In addition, according to the US Department of Agriculture, any food made from wheat, rice, oats, cornmeal, barley, or another cereal grain is a grain product. Bread, pasta, oatmeal, breakfast cereals, tortillas, and grits are examples. All grains are divided into two subgroups: whole grains and refined grains. Whole grains contain the entire grain kernel—the bran, germ, and endosperm.
It’s been proven that people who eat whole grains as part of a healthy diet have a reduced risk of some chronic diseases. Which is great news for those of us who want to live full & vibrant lives, right? The WGC shows us that some of the benefits of whole grains most documented by repeated studies include:
Stroke risk reduced 30-36%.
Type 2 diabetes risk reduced 21-30%.
Heart disease risk reduced 25-28%.
Better weight maintenance.
Other benefits indicated by these recent studies include:
Reduced risk of asthma.
Healthier carotid arteries.
Reduction of inflammatory disease risk.
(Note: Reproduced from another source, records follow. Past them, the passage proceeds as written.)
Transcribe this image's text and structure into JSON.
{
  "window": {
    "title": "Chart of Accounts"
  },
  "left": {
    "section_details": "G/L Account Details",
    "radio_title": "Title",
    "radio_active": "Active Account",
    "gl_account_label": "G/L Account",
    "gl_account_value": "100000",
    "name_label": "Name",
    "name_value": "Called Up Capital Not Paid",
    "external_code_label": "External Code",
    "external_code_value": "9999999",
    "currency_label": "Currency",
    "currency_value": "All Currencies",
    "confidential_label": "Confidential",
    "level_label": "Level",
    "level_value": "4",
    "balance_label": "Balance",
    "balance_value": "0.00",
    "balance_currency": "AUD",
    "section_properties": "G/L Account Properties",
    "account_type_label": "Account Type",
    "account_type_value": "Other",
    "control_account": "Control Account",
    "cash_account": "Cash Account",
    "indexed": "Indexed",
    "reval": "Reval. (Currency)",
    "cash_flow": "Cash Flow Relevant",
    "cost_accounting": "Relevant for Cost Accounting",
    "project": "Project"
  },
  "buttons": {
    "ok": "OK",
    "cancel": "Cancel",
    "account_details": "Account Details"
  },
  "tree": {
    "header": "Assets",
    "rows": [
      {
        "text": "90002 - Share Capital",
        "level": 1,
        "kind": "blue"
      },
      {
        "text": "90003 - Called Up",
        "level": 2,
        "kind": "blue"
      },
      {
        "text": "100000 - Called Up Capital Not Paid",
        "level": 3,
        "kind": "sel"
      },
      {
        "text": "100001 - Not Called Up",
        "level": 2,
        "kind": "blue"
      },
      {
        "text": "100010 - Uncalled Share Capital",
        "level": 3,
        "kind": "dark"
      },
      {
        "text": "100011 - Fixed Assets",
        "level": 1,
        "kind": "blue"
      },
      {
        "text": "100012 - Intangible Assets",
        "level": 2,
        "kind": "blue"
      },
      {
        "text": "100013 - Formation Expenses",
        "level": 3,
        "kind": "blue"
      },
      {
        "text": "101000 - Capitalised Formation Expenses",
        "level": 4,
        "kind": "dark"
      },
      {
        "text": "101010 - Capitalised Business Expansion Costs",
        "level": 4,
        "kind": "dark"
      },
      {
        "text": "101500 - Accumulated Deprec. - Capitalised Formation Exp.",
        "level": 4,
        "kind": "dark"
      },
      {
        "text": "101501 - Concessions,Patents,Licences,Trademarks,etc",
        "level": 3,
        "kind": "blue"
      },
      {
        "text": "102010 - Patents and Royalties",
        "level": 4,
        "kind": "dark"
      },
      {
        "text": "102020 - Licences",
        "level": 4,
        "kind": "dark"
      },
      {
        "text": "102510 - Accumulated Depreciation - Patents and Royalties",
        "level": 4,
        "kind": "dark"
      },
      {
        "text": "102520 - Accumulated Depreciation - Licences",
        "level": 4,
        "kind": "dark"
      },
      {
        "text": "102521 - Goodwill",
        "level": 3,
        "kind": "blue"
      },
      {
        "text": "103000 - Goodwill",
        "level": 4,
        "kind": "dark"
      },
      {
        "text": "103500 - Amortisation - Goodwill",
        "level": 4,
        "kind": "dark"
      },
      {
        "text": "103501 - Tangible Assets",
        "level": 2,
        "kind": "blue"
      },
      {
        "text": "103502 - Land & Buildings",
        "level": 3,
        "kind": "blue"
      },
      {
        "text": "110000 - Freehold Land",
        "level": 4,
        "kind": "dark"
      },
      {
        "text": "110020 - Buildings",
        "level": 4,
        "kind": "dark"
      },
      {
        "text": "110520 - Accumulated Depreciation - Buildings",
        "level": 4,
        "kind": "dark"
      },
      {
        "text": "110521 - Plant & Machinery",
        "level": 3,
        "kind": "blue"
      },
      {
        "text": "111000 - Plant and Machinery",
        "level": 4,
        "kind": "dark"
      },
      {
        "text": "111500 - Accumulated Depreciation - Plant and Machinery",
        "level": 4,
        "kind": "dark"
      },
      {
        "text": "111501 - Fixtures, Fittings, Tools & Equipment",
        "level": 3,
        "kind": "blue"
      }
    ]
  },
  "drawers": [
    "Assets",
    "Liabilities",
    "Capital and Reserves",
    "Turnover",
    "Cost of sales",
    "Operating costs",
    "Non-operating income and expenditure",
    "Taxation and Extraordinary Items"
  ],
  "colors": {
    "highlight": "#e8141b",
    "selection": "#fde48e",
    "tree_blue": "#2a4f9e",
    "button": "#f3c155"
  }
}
Lower risk of colorectal cancer.
Healthier blood pressure levels.
Less gum disease and tooth loss.
Ok, ok, so now that you get the importance of whole grains, check out our 10 tips supported by the USDA for incorporating whole grains in your healthy diet each day. Learn em, and live em!
10 Simple Tips for Eating Whole Grains:
Make simple switches. In order to make half your grains whole grains, substitute a whole-grain product for a refined-grain product. For example, eat 100% whole-wheat bread or bagels instead of white bread or bagels, or brown rice instead of white rice.
Whole grains can be healthy snacks! Popcorn, which is a whole grain, can be a healthy snack for your healthy diet! Wow, who knew?! Make it with little or no added salt or butter. Also, try 100% whole-wheat or rye crackers.
Save yourself some time. Our lives are always going 200 mph each day, so pursuing health while saving time is a huge plus!Cook extra rice or barley when you have time. You can freeze half to heat and serve later as a quick side dish.
Mix it up with whole grains. Use whole grains in mixed dishes, such as barley in vegetable soups or stews and bulgur wheat in casseroles or stir-fries. Also, try a quinoa salad or pilaf.
Try whole-wheat versions. For a change, try brown rice or whole-wheat pasta. Try brown rice stuffing in baked green peppers or tomatoes, and whole-wheat macaroni in macaroni and cheese. Remember, small changes in our nutrition can have huge effects in our lives!
Bake up some whole-grain goodness. Experiment by substituting buckwheat, millet, or oat flour for up to half of the flour in pancake, waffle, muffin, or other flour-based recipes. (Note: They may need a bit more leavening in order to rise.)
Parents, be a good role model for your children! Set a good example for your children by serving and eating whole grains every day with meals, or as snacks!
Check the label for fiber. Use the Nutrition Facts label to check the fiber content of whole-grain foods. Good sources of fiber contain 10% to 19% of the Daily Value; Excellent sources contain 20% or more.
Know what to look for on the ingredients list! Read the ingredients list, and choose products that name a whole- grain ingredient first on the list. Look for “whole wheat,” “brown rice,” “bulgur,” “buckwheat,” “oatmeal,” “whole-grain cornmeal,” “whole oats,” “whole rye,” or “wild rice.”
Be a smart shopper!The color of a food is not an indication that it is a whole-grain food! Foods labeled as “multi-grain,” “stone-ground,” “100% wheat,” “cracked wheat,” “seven-grain,” or “bran” are usually not 100% whole-grain products, and may not contain any whole grain.
“Whole grains are essential to my personal nutrition, and Tasty25 Magazine is excited to bring you 10 tips to help you become more mindful of this essential area of healthy eating. Learn them, live them, and Happy Cooking!” – David Jones II, Editor